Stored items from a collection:
◆ ◆ ◆ ◆ ◆
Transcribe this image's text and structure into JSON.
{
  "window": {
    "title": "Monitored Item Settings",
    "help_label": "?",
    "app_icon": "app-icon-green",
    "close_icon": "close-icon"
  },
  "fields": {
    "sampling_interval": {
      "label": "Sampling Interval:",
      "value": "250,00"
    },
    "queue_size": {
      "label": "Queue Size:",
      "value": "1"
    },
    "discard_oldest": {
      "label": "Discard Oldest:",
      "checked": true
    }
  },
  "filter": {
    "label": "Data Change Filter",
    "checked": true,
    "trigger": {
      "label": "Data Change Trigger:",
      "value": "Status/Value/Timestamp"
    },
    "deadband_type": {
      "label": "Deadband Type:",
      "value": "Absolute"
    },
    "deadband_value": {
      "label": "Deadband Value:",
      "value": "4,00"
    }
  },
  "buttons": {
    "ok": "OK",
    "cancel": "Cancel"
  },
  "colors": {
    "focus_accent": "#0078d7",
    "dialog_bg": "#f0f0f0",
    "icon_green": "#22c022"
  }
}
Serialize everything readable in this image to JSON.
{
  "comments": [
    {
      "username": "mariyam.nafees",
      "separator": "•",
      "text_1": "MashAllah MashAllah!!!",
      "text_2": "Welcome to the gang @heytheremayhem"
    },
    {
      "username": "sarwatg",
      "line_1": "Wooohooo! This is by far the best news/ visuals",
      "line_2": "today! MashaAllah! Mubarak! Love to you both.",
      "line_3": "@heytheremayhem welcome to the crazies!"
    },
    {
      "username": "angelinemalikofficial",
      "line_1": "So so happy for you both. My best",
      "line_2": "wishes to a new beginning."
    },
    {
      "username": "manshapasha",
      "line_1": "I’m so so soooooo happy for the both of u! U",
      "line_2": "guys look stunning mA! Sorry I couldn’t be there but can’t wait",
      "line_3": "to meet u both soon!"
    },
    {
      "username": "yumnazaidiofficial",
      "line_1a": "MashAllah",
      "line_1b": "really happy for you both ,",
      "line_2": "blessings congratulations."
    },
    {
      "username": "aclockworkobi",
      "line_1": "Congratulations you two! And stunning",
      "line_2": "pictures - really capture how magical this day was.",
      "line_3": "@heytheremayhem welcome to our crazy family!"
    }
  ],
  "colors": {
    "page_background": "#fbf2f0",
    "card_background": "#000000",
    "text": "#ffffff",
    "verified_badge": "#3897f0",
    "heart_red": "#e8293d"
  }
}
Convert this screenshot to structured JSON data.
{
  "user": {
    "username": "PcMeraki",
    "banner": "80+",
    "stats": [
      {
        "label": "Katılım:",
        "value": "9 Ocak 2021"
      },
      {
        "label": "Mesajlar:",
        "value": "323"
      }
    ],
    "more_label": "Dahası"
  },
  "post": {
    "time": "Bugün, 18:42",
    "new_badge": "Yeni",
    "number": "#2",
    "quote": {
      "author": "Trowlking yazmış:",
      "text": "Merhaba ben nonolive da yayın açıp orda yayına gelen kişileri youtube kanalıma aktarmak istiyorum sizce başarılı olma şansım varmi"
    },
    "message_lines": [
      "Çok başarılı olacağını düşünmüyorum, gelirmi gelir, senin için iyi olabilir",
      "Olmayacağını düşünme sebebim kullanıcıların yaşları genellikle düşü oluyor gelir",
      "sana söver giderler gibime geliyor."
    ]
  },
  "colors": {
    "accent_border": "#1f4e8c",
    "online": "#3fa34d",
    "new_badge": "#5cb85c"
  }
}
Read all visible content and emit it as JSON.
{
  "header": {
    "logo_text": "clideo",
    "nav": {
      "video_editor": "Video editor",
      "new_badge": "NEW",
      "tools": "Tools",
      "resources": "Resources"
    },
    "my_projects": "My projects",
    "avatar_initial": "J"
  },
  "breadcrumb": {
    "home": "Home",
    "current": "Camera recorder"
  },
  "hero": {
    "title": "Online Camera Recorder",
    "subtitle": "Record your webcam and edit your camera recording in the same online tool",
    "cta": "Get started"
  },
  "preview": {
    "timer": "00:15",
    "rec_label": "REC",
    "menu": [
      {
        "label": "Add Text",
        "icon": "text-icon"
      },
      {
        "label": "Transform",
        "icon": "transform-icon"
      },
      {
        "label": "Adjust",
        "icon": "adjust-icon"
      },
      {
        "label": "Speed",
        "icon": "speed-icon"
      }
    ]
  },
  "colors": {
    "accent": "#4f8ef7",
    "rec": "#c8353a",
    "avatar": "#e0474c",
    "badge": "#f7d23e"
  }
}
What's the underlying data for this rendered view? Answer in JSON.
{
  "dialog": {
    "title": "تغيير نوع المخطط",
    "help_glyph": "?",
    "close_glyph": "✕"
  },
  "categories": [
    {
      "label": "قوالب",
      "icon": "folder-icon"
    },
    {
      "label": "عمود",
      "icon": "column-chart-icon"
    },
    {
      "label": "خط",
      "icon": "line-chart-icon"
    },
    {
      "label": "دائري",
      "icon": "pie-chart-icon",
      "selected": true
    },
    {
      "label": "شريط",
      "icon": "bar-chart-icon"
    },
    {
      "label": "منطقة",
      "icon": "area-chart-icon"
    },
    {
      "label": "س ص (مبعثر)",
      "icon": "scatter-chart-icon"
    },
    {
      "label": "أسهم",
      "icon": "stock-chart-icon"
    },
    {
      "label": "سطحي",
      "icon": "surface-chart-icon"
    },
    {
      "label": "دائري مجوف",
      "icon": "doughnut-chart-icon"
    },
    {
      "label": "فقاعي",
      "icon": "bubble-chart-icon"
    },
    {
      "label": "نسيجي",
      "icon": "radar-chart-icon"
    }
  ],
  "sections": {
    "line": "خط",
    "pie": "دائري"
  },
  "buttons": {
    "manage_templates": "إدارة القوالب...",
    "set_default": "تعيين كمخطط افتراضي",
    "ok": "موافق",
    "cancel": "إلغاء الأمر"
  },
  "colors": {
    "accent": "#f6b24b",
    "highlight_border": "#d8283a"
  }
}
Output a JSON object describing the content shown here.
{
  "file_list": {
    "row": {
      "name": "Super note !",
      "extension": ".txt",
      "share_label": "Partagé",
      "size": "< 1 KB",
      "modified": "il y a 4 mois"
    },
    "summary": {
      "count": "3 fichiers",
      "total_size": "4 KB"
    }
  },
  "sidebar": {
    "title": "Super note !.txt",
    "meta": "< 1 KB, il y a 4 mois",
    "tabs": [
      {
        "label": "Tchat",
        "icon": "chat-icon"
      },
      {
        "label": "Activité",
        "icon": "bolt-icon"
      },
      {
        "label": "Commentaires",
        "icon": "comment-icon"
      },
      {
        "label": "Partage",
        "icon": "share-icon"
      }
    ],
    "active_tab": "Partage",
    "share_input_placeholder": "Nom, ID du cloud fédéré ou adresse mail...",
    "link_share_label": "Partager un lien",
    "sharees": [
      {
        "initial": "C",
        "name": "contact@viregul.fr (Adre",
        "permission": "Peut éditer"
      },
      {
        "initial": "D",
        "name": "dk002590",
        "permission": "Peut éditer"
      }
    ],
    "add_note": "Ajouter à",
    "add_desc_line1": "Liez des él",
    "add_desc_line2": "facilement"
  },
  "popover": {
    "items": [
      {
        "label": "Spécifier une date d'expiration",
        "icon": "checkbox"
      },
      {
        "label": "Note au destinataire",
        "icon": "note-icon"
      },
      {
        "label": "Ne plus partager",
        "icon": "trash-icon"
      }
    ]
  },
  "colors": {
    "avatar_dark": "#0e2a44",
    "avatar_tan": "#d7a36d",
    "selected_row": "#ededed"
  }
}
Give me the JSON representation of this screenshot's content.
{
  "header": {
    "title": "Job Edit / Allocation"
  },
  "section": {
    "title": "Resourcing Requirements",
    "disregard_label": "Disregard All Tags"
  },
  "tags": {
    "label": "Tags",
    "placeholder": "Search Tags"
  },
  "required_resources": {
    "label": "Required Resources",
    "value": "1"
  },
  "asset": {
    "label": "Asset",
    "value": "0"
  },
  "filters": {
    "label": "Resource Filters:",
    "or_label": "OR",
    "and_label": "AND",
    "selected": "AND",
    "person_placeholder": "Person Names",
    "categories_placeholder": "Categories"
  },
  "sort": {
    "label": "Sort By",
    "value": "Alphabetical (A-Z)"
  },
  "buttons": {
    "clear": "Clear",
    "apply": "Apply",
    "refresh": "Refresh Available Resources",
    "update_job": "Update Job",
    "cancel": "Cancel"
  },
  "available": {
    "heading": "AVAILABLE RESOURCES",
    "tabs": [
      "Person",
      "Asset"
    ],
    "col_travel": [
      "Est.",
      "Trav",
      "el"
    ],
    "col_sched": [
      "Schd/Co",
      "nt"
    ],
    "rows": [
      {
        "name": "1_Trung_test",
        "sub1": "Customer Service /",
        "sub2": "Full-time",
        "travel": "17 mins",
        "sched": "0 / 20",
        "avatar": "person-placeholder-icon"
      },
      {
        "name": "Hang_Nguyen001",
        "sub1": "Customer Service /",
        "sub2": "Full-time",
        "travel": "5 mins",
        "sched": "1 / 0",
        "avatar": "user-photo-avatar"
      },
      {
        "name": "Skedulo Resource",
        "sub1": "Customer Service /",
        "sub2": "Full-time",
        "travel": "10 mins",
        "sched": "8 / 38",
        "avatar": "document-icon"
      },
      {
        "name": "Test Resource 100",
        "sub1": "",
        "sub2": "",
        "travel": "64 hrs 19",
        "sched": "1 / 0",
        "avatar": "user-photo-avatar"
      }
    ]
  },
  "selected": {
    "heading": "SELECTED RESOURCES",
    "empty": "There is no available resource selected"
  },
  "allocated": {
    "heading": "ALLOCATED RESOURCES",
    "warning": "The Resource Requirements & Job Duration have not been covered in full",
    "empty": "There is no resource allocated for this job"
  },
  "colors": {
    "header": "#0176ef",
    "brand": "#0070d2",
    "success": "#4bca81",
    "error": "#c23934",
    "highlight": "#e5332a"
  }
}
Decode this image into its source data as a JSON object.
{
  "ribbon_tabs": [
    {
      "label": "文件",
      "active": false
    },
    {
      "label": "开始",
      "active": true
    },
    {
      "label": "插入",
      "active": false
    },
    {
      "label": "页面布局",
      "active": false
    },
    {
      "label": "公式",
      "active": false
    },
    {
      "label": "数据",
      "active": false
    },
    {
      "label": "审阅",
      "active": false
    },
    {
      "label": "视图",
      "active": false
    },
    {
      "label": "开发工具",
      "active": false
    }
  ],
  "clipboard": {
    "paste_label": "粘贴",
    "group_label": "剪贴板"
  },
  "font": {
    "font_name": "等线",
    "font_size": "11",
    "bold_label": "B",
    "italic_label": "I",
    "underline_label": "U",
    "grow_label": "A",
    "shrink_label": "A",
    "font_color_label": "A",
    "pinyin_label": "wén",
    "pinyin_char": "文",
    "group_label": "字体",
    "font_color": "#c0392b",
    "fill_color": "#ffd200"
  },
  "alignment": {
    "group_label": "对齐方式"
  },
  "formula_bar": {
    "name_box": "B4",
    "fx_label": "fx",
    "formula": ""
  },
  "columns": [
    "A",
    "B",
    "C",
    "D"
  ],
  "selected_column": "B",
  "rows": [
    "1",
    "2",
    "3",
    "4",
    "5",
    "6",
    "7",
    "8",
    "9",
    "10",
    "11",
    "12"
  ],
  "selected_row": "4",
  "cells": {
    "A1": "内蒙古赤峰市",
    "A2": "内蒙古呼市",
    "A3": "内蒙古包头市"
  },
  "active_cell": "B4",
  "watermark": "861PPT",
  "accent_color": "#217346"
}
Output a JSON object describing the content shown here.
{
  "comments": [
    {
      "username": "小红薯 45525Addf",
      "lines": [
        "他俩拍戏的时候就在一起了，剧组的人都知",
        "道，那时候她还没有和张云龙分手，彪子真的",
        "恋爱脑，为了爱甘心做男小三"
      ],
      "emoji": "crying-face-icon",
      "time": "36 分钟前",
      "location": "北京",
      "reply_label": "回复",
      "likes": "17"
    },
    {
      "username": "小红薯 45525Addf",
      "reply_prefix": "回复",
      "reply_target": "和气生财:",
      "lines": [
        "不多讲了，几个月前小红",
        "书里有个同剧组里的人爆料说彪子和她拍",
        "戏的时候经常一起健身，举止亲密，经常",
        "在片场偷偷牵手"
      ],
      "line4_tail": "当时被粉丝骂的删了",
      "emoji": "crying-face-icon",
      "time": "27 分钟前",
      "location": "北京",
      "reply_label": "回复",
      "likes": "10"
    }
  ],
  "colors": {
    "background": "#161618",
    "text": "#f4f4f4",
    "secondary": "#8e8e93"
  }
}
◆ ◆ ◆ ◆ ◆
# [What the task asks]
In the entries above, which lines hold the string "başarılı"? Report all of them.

# [Exercise solution]
      "text": "Merhaba ben nonolive da yayın açıp orda yayına gelen kişileri youtube kanalıma aktarmak istiyorum sizce başarılı olma şansım varmi"
      "Çok başarılı olacağını düşünmüyorum, gelirmi gelir, senin için iyi olabilir",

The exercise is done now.